Throughout the 1980s - when South Africa was gripped by anti-apartheid violence and a state of emergency giving police and the military sweeping powers - Tutu was one of the most prominent black people able to speak out against abuses.

A lively wit lightened Tutu’s hard-hitting messages and warmed otherwise grim protests, funerals and marches.

Archbishop Desmond Tutu gestures from the platform during the Nelson Mandela Freedom Rally in London's Hyde Park in July 1988 Credit: AP

The Nobel Peace Prize in 1984 highlighted his stature as one of the world’s most effective champions for human rights, a responsibility he took seriously for the rest of his life.

With the end of apartheid and South Africa’s first democratic elections in 1994, Tutu celebrated the country’s multi-racial society, calling it a “rainbow nation,” a phrase that captured the heady optimism of the moment.

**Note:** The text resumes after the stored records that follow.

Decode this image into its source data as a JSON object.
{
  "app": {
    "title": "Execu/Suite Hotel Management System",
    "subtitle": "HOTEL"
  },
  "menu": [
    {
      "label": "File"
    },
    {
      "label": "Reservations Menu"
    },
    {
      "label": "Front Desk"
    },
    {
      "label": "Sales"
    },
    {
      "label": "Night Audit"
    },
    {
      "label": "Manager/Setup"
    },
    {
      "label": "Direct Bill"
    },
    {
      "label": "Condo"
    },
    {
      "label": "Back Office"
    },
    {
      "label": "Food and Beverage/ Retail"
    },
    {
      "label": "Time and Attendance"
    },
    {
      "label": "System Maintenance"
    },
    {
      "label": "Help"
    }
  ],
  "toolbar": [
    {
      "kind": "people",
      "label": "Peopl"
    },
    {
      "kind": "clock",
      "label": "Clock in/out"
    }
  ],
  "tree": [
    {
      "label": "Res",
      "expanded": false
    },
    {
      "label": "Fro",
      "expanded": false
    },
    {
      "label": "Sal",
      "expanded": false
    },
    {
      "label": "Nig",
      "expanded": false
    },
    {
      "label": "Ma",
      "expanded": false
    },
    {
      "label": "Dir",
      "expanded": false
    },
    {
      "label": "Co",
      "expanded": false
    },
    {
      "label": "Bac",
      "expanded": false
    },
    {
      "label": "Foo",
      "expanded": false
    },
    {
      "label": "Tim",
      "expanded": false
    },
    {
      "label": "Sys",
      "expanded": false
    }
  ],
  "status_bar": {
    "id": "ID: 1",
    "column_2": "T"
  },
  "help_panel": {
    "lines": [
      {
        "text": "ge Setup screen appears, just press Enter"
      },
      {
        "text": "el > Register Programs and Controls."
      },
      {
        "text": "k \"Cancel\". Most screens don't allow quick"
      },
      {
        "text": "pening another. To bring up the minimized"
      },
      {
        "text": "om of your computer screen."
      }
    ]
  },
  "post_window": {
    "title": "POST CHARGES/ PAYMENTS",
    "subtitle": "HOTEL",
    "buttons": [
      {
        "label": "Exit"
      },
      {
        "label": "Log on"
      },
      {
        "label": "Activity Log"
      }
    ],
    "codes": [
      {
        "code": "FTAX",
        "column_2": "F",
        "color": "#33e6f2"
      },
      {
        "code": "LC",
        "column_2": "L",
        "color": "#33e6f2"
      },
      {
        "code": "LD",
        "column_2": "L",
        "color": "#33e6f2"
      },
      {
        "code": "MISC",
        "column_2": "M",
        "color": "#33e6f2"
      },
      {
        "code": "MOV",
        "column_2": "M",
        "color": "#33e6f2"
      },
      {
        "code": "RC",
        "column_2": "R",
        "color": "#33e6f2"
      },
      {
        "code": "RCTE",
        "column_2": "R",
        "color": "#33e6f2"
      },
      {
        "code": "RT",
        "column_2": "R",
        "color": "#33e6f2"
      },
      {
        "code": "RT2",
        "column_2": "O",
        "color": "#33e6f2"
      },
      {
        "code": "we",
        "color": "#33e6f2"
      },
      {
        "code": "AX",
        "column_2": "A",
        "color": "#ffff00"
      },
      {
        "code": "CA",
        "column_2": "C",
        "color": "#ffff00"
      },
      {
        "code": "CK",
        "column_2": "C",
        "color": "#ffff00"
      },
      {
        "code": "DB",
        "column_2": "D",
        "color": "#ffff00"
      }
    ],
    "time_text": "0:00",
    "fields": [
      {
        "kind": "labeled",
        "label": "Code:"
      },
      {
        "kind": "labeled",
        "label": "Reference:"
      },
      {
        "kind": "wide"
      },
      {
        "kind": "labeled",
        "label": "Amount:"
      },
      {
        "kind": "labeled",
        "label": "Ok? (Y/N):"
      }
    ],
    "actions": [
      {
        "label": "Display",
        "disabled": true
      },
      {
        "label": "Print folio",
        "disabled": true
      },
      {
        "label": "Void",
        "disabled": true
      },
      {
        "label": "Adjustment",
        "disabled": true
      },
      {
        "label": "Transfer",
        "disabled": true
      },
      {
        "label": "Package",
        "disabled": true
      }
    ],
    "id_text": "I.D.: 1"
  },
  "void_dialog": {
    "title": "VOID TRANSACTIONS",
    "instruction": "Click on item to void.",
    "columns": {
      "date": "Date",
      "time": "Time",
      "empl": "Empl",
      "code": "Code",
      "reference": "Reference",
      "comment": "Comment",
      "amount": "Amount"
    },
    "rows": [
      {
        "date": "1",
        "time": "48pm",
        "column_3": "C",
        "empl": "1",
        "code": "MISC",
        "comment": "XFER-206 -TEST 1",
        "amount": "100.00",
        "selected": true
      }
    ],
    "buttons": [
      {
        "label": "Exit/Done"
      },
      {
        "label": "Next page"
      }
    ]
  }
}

Nicknamed “the Arch,” Tutu was diminutive, with an impish sense of humor, but became a towering figure in his nation’s history, comparable to fellow Nobel laureate Nelson Mandela, a prisoner during white rule who became South Africa’s first Black president.

Tutu and Mandela shared a commitment to building a better, more equal South Africa.

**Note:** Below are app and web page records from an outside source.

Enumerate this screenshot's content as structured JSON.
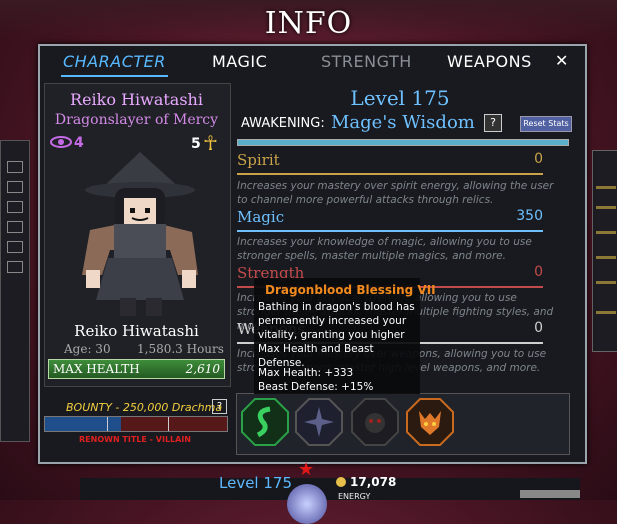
{
  "screen_title": "INFO",
  "tabs": [
    {
      "label": "CHARACTER",
      "active": true
    },
    {
      "label": "MAGIC",
      "active": false
    },
    {
      "label": "STRENGTH",
      "active": false
    },
    {
      "label": "WEAPONS",
      "active": false
    }
  ],
  "close_label": "✕",
  "character": {
    "name": "Reiko Hiwatashi",
    "title": "Dragonslayer of Mercy",
    "eye_count": "4",
    "ankh_count": "5",
    "display_name": "Reiko Hiwatashi",
    "age": "Age: 30",
    "hours": "1,580.3 Hours",
    "max_health_label": "MAX HEALTH",
    "max_health_value": "2,610"
  },
  "bounty": {
    "label": "BOUNTY - 250,000 Drachma",
    "help": "?",
    "fill_fraction": 0.42,
    "renown": "RENOWN TITLE - VILLAIN"
  },
  "level_label": "Level 175",
  "awakening": {
    "label": "AWAKENING:",
    "value": "Mage's Wisdom",
    "help": "?"
  },
  "reset_label": "Reset Stats",
  "stats": [
    {
      "name": "Spirit",
      "value": "0",
      "color": "#c9a24a",
      "desc": "Increases your mastery over spirit energy, allowing the user to channel more powerful attacks through relics."
    },
    {
      "name": "Magic",
      "value": "350",
      "color": "#6fc0ff",
      "desc": "Increases your knowledge of magic, allowing you to use stronger spells, master multiple magics, and more."
    },
    {
      "name": "Strength",
      "value": "0",
      "color": "#c44b4b",
      "desc": "Increases your physical strength, allowing you to use stronger melee attacks, master multiple fighting styles, and more."
    },
    {
      "name": "Weapons",
      "value": "0",
      "color": "#cfcfcf",
      "desc": "Increases your mastery over weapons, allowing you to use stronger weapons, master high level weapons, and more."
    }
  ],
  "tooltip": {
    "title": "Dragonblood Blessing VII",
    "description": "Bathing in dragon's blood has permanently increased your vitality, granting you higher Max Health and Beast Defense.",
    "stat1": "Max Health: +333",
    "stat2": "Beast Defense: +15%"
  },
  "hud": {
    "level": "Level 175",
    "gold": "17,078",
    "energy_label": "ENERGY"
  }
}
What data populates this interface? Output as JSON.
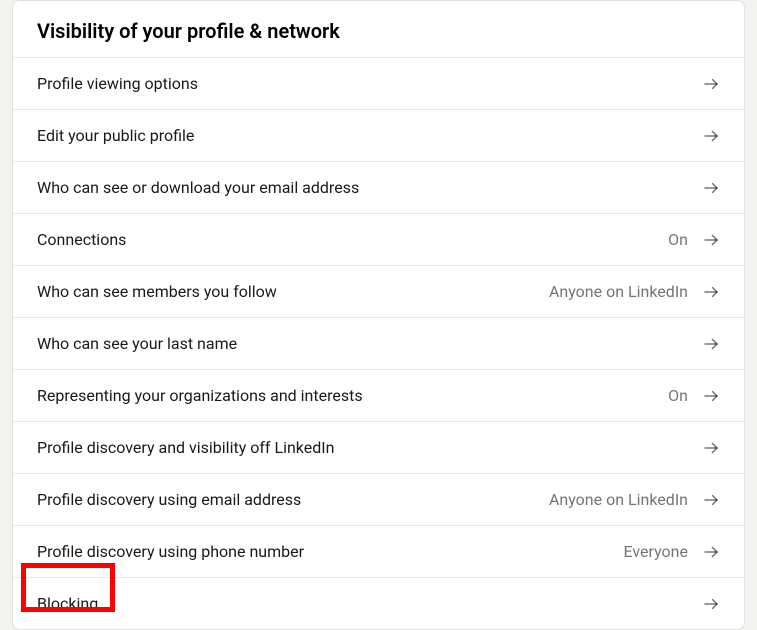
{
  "section": {
    "title": "Visibility of your profile & network",
    "rows": [
      {
        "label": "Profile viewing options",
        "value": ""
      },
      {
        "label": "Edit your public profile",
        "value": ""
      },
      {
        "label": "Who can see or download your email address",
        "value": ""
      },
      {
        "label": "Connections",
        "value": "On"
      },
      {
        "label": "Who can see members you follow",
        "value": "Anyone on LinkedIn"
      },
      {
        "label": "Who can see your last name",
        "value": ""
      },
      {
        "label": "Representing your organizations and interests",
        "value": "On"
      },
      {
        "label": "Profile discovery and visibility off LinkedIn",
        "value": ""
      },
      {
        "label": "Profile discovery using email address",
        "value": "Anyone on LinkedIn"
      },
      {
        "label": "Profile discovery using phone number",
        "value": "Everyone"
      },
      {
        "label": "Blocking",
        "value": ""
      }
    ]
  }
}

Nelson Mandela said Desmond Tutu gave a voice to the people. Credit: AP

In 1990, after 27 years in prison, Mandela spent his first night of freedom at Tutu’s residence in Cape Town. Later, Mandela called Tutu “the people’s archbishop.”

Upon becoming president in 1994, Mandela appointed Tutu to be chairman of the Truth and Reconciliation Commission, which uncovered the abuses of the apartheid system.

Tutu campaigned internationally for human rights, especially LGBT rights and same-sex marriage.

Bishop Desmond Tutu stands at a police roadblock before entering the Crossroads area in Cape Town, South Africa on June 11, 1986. Credit: AP

“I would not worship a God who is homophobic and that is how deeply I feel about this,” he said in 2013, launching a campaign for LGBT rights in Cape Town.

“I would refuse to go to a homophobic heaven. No, I would say, ‘Sorry, I would much rather go to the other place.’”

Tutu said he was “as passionate about this campaign (for LGBT rights) as I ever was about apartheid. For me, it is at the same level.”

He was one of the most prominent religious leaders to advocate LGBT rights. Tutu’s very public stance for LGBT rights put him at odds with many in South Africa and across the continent as well as within the Anglican church.

Desmond Tutu with the Dalai Lama as they interact with children at the Tibetan Children's Village School in India in 2015. Credit: AP

In July 2015, Tutu renewed his 1955 wedding vows with wife Leah. The Tutus’ four children and other relatives surrounded the elderly couple in a church ceremony.

“You can see that we followed the biblical injunction: we multiplied and we’re fruitful,” Tutu told the congregation.

“But all of us here want to say thank you... We knew that without you, we are nothing.”

Asked once how he wanted to be remembered, he said: “He loved. He laughed. He cried. He was forgiven. He forgave. Greatly privileged."